• **WORK TO BE COMPLETED**
Each record should be retyped word for word.

• **DATA TO EXAMINE**

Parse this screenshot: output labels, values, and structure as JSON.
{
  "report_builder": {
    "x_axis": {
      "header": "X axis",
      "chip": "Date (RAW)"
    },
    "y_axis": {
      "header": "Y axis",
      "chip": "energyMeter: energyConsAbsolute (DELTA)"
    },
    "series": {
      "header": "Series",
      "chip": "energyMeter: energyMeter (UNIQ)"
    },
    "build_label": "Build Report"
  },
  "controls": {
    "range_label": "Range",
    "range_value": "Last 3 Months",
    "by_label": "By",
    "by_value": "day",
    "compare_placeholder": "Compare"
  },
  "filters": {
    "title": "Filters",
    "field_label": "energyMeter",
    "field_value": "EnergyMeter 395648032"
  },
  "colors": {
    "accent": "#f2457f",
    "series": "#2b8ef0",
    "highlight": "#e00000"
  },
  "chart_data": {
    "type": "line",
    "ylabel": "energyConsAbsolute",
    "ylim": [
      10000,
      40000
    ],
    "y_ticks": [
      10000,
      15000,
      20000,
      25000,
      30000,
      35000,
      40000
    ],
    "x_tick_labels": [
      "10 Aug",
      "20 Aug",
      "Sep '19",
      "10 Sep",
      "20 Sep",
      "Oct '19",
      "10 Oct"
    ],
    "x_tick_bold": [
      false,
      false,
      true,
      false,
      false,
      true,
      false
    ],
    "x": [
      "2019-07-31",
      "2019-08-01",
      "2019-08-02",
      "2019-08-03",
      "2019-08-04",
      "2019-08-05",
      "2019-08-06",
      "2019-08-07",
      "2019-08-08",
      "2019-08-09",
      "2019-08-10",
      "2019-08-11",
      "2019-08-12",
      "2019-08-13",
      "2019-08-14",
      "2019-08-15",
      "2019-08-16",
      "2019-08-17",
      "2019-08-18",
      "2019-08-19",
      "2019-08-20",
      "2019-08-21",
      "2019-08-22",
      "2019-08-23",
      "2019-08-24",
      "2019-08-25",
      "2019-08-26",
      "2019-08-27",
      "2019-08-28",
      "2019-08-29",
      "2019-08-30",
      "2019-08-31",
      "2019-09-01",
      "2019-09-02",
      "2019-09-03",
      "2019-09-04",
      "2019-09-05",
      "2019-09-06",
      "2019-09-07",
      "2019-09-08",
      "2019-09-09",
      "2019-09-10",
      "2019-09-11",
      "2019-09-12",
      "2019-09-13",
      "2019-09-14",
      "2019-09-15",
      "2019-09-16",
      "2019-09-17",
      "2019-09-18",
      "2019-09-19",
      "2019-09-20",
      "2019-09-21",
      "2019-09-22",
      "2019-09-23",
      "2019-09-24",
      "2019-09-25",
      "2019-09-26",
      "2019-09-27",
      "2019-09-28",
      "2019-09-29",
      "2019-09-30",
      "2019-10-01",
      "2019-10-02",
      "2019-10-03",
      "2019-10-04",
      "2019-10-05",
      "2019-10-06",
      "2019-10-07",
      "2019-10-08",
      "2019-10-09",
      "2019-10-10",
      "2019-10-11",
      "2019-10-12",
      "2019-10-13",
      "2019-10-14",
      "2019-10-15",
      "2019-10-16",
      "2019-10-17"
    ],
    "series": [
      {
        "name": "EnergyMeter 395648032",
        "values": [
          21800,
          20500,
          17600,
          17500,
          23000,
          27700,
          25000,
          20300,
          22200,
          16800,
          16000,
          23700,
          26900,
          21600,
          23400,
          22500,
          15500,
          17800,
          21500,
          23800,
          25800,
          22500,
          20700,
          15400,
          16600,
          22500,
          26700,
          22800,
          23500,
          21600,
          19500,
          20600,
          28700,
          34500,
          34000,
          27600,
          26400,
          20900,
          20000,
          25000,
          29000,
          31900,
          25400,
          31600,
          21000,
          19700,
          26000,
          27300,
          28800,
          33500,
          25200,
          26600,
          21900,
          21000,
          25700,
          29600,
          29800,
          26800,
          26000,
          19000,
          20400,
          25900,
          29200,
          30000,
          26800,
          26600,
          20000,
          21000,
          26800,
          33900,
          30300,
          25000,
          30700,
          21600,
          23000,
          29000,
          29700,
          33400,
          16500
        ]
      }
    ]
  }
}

• **THE ANSWER**
Parse this screenshot: output labels, values, and structure as JSON.
{
  "report_builder": {
    "x_axis": {
      "header": "X axis",
      "chip": "Date (RAW)"
    },
    "y_axis": {
      "header": "Y axis",
      "chip": "energyMeter: energyConsAbsolute (DELTA)"
    },
    "series": {
      "header": "Series",
      "chip": "energyMeter: energyMeter (UNIQ)"
    },
    "build_label": "Build Report"
  },
  "controls": {
    "range_label": "Range",
    "range_value": "Last 3 Months",
    "by_label": "By",
    "by_value": "day",
    "compare_placeholder": "Compare"
  },
  "filters": {
    "title": "Filters",
    "field_label": "energyMeter",
    "field_value": "EnergyMeter 395648032"
  },
  "colors": {
    "accent": "#f2457f",
    "series": "#2b8ef0",
    "highlight": "#e00000"
  },
  "chart_data": {
    "type": "line",
    "ylabel": "energyConsAbsolute",
    "ylim": [
      10000,
      40000
    ],
    "y_ticks": [
      10000,
      15000,
      20000,
      25000,
      30000,
      35000,
      40000
    ],
    "x_tick_labels": [
      "10 Aug",
      "20 Aug",
      "Sep '19",
      "10 Sep",
      "20 Sep",
      "Oct '19",
      "10 Oct"
    ],
    "x_tick_bold": [
      false,
      false,
      true,
      false,
      false,
      true,
      false
    ],
    "x": [
      "2019-07-31",
      "2019-08-01",
      "2019-08-02",
      "2019-08-03",
      "2019-08-04",
      "2019-08-05",
      "2019-08-06",
      "2019-08-07",
      "2019-08-08",
      "2019-08-09",
      "2019-08-10",
      "2019-08-11",
      "2019-08-12",
      "2019-08-13",
      "2019-08-14",
      "2019-08-15",
      "2019-08-16",
      "2019-08-17",
      "2019-08-18",
      "2019-08-19",
      "2019-08-20",
      "2019-08-21",
      "2019-08-22",
      "2019-08-23",
      "2019-08-24",
      "2019-08-25",
      "2019-08-26",
      "2019-08-27",
      "2019-08-28",
      "2019-08-29",
      "2019-08-30",
      "2019-08-31",
      "2019-09-01",
      "2019-09-02",
      "2019-09-03",
      "2019-09-04",
      "2019-09-05",
      "2019-09-06",
      "2019-09-07",
      "2019-09-08",
      "2019-09-09",
      "2019-09-10",
      "2019-09-11",
      "2019-09-12",
      "2019-09-13",
      "2019-09-14",
      "2019-09-15",
      "2019-09-16",
      "2019-09-17",
      "2019-09-18",
      "2019-09-19",
      "2019-09-20",
      "2019-09-21",
      "2019-09-22",
      "2019-09-23",
      "2019-09-24",
      "2019-09-25",
      "2019-09-26",
      "2019-09-27",
      "2019-09-28",
      "2019-09-29",
      "2019-09-30",
      "2019-10-01",
      "2019-10-02",
      "2019-10-03",
      "2019-10-04",
      "2019-10-05",
      "2019-10-06",
      "2019-10-07",
      "2019-10-08",
      "2019-10-09",
      "2019-10-10",
      "2019-10-11",
      "2019-10-12",
      "2019-10-13",
      "2019-10-14",
      "2019-10-15",
      "2019-10-16",
      "2019-10-17"
    ],
    "series": [
      {
        "name": "EnergyMeter 395648032",
        "values": [
          21800,
          20500,
          17600,
          17500,
          23000,
          27700,
          25000,
          20300,
          22200,
          16800,
          16000,
          23700,
          26900,
          21600,
          23400,
          22500,
          15500,
          17800,
          21500,
          23800,
          25800,
          22500,
          20700,
          15400,
          16600,
          22500,
          26700,
          22800,
          23500,
          21600,
          19500,
          20600,
          28700,
          34500,
          34000,
          27600,
          26400,
          20900,
          20000,
          25000,
          29000,
          31900,
          25400,
          31600,
          21000,
          19700,
          26000,
          27300,
          28800,
          33500,
          25200,
          26600,
          21900,
          21000,
          25700,
          29600,
          29800,
          26800,
          26000,
          19000,
          20400,
          25900,
          29200,
          30000,
          26800,
          26600,
          20000,
          21000,
          26800,
          33900,
          30300,
          25000,
          30700,
          21600,
          23000,
          29000,
          29700,
          33400,
          16500
        ]
      }
    ]
  }
}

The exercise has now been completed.